I 3.6% I 20.0%
S 17.4% S 35.0%
C 22.9% C 75.0%

*It is important to note that around 80% of the population have 2 DISC behaviours, such as a D & C or S & C combination which are their natural behavioural preference, ‘wiring or DNA’

  • “Strongest behaviour”= measures “which of the four DISC behaviours is the strongest preference for the TEC member?”
  • ”Behavioural Preference”= measures “which DISC behaviours are a natural preference?”

The results are not surprising. “D” rates as the strongest rating behaviour for 56.2% of TEC members while 77.5% have D as part of their behavioural DNA. “D” behaviour is driven by the need for Power & Control. In other words they prefer to call the shots, than be told what to do!

They love TEC because they love fierce conversations (no ‘BS’), making life efficient and continually focus on results.

Heading up or creating a business can be high risk and thus tends to attract people who are comfortable in taking risks and driven by getting results. TEC provides that framework.

75% of TEC members are driven by the need for security, correctness and compliance (C behaviour). The need to get things right, need for process.

They love TEC because it helps fine tune systems, processes and procedures. Quality and accountability are king!

So, where does EQ fit into the TEC picture?

From an EQ perspective, the challenge for TEC members with 77.5% and 75% of members respectively having D & C behaviour as part of their DNA means that their world is highly TASK driven. Results tend to be more about taking risks, getting systems, processes and procedures right.

The danger:staff may in themselves become just another “task” versus an “asset” to be nurtured, coached and engaged.

Believe it or not, EQ is not about being touchy feely.

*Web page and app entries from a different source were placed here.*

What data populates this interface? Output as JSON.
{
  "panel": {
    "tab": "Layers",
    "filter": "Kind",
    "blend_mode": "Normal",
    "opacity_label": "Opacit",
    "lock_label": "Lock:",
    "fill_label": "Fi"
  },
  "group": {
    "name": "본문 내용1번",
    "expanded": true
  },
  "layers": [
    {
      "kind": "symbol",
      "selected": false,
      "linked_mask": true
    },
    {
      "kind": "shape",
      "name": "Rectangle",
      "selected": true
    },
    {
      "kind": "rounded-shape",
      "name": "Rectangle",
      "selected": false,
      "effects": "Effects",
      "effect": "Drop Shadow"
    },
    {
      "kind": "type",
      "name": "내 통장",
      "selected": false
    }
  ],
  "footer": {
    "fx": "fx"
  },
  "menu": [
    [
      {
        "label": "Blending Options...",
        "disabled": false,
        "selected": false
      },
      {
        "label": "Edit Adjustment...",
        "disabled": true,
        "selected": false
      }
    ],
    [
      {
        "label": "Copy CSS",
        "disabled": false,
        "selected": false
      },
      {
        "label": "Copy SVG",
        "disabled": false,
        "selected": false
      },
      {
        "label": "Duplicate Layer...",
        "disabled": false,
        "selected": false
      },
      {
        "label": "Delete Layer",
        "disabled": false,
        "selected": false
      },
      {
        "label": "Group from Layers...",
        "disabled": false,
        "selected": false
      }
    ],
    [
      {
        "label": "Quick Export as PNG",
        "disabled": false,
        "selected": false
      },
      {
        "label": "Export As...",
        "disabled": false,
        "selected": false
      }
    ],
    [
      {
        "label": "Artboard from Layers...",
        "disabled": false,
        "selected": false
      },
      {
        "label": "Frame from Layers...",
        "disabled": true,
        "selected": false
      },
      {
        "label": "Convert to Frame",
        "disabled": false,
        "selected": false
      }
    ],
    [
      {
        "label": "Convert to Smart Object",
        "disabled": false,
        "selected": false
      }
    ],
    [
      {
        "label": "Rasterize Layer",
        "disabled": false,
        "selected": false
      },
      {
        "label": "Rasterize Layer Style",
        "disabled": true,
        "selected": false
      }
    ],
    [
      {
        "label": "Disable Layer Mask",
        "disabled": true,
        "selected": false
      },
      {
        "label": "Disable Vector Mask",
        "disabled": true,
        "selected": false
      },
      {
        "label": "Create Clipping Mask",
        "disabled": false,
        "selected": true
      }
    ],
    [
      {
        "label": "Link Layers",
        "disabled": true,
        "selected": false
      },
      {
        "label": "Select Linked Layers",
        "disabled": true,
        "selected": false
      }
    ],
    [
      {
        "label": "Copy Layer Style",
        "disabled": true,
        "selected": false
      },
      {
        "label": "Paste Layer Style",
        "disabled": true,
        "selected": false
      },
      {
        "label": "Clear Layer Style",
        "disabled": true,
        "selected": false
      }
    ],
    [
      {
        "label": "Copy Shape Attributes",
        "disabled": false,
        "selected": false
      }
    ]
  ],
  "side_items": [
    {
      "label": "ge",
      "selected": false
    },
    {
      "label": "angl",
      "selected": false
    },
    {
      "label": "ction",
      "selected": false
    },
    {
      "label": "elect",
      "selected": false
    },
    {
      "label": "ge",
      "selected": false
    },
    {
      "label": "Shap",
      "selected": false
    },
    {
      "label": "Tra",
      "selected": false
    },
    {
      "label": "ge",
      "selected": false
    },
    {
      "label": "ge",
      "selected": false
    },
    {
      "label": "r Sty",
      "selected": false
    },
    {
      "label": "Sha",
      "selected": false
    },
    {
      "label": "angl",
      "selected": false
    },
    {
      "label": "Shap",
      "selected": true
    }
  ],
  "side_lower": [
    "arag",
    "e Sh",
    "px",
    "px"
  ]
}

It’s more about maximizing your people’s input, engagement and thus productivity. No point having great products, systems and processes but no decent person wants to work for you!

A challenge to TEC. Is TEC attracting a certain type of business owner/director? Are there opportunities to target a wider community of leaders that are not being tapped?

Finally, the KEYS TO HIGH EQ:

  • knowing yourself: strengths/weaknesses
  • knowing what drives you (knowing your D.I.S.C. preferences)
  • knowing what drives those who are most important to you and
  • taking responsibility to build your key relationships (high EQ)

Emotional intelligence is more related to your ability to be flexible than where you live in the world of DISC.

Good luck!

By the way, if you are looking to sharpen your EQ check out ‘Leadership NOW’

About the Author

Wayne Dyson is the Director of Bridgeworks – a specialist leadership and team development consultancy dealing in people skills for professionals. Delivering processes that build collaborative work environments where staff are fully engaged. Providing the starting point is helping managers find the sweet spot between managing process and leading people. His programs have been delivered nationally and in USA, SE Asia, UK, & NZ.